Remember how Sen. Rand Paul
(R-Kentucky) has been
trying to get a straight answer about whether the United States
government reserves the legal right to assassinate American
citizens on U.S. soil? Well, Attorney General Eric Holder has just
answered the question in a letter to Paul, partially reprinted by
Mother Jones. Excerpt:
As members of this administration have previously indicated, the
US government has not carried out drone strikes in the United
States and has no intention of doing so. As a policy matter
moreover, we reject the use of military force where
well-established law enforcement authorities in this country
provide the best means for incapacitating a terrorist threat.

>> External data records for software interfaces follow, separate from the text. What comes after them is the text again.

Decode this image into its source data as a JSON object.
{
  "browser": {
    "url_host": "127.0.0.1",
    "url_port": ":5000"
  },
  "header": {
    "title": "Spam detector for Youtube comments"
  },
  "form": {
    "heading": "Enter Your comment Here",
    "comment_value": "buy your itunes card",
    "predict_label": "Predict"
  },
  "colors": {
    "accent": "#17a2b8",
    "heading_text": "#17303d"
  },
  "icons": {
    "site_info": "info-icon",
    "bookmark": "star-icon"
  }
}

We
have a long history of using the criminal justice system to
incapacitate individuals located in our country who pose a threat
to the United States and its interests abroad. Hundreds of
individuals have been arrested and convicted of terrorism-related
offenses in our federal courts.
The question you have posed is therefore entirely hypothetical,
unlikely to occur, and one we hope no president will ever have to
confront. It is possible, I suppose, to imagine an extraordinary
circumstance in which it would be necessary and appropriate under
the Constitution and applicable laws of the United States for the
President to authorize the military to use lethal force within the
territory of the United States. For example, the president could
conceivably have no choice but to authorize the military to use
such force if necessary to protect the homeland in the
circumstances like a catastrophic attack like the ones suffered on
December 7, 1941, and September 11, 2001.
Whole thing here.
The Reason-Rupe poll found last week that
57 percent of Americans think assassinating Americans is
unconstitutional. More Reason commentary on the topic here.
UPDATE: You can
read the whole letter here.
Originally posted here: